§ **Work item**
Write each entry out again exactly, with nothing omitted.
--- --- ---
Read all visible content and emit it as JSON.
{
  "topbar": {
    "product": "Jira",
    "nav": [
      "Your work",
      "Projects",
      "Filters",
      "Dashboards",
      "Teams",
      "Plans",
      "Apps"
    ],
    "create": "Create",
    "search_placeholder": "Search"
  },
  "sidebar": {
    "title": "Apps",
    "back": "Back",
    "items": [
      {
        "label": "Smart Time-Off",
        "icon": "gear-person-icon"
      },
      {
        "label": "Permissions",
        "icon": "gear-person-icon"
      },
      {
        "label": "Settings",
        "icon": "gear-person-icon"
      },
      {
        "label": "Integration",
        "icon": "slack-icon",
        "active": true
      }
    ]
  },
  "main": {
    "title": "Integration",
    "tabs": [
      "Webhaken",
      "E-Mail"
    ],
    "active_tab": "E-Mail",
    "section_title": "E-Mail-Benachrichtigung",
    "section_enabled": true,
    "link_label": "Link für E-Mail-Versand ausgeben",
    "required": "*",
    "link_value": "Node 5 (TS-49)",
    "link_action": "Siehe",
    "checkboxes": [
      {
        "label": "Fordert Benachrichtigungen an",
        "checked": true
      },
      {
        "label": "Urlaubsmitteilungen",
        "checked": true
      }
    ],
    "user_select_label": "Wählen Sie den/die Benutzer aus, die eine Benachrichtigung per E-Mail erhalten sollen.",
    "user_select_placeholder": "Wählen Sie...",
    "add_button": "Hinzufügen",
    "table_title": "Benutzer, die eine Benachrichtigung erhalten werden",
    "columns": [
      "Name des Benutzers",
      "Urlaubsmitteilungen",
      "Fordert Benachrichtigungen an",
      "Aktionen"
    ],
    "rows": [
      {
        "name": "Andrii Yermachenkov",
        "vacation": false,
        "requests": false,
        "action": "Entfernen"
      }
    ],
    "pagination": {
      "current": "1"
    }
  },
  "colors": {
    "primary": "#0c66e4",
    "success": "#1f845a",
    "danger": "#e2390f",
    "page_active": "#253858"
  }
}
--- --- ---
§ **Answer to this exercise**
Read all visible content and emit it as JSON.
{
  "topbar": {
    "product": "Jira",
    "nav": [
      "Your work",
      "Projects",
      "Filters",
      "Dashboards",
      "Teams",
      "Plans",
      "Apps"
    ],
    "create": "Create",
    "search_placeholder": "Search"
  },
  "sidebar": {
    "title": "Apps",
    "back": "Back",
    "items": [
      {
        "label": "Smart Time-Off",
        "icon": "gear-person-icon"
      },
      {
        "label": "Permissions",
        "icon": "gear-person-icon"
      },
      {
        "label": "Settings",
        "icon": "gear-person-icon"
      },
      {
        "label": "Integration",
        "icon": "slack-icon",
        "active": true
      }
    ]
  },
  "main": {
    "title": "Integration",
    "tabs": [
      "Webhaken",
      "E-Mail"
    ],
    "active_tab": "E-Mail",
    "section_title": "E-Mail-Benachrichtigung",
    "section_enabled": true,
    "link_label": "Link für E-Mail-Versand ausgeben",
    "required": "*",
    "link_value": "Node 5 (TS-49)",
    "link_action": "Siehe",
    "checkboxes": [
      {
        "label": "Fordert Benachrichtigungen an",
        "checked": true
      },
      {
        "label": "Urlaubsmitteilungen",
        "checked": true
      }
    ],
    "user_select_label": "Wählen Sie den/die Benutzer aus, die eine Benachrichtigung per E-Mail erhalten sollen.",
    "user_select_placeholder": "Wählen Sie...",
    "add_button": "Hinzufügen",
    "table_title": "Benutzer, die eine Benachrichtigung erhalten werden",
    "columns": [
      "Name des Benutzers",
      "Urlaubsmitteilungen",
      "Fordert Benachrichtigungen an",
      "Aktionen"
    ],
    "rows": [
      {
        "name": "Andrii Yermachenkov",
        "vacation": false,
        "requests": false,
        "action": "Entfernen"
      }
    ],
    "pagination": {
      "current": "1"
    }
  },
  "colors": {
    "primary": "#0c66e4",
    "success": "#1f845a",
    "danger": "#e2390f",
    "page_active": "#253858"
  }
}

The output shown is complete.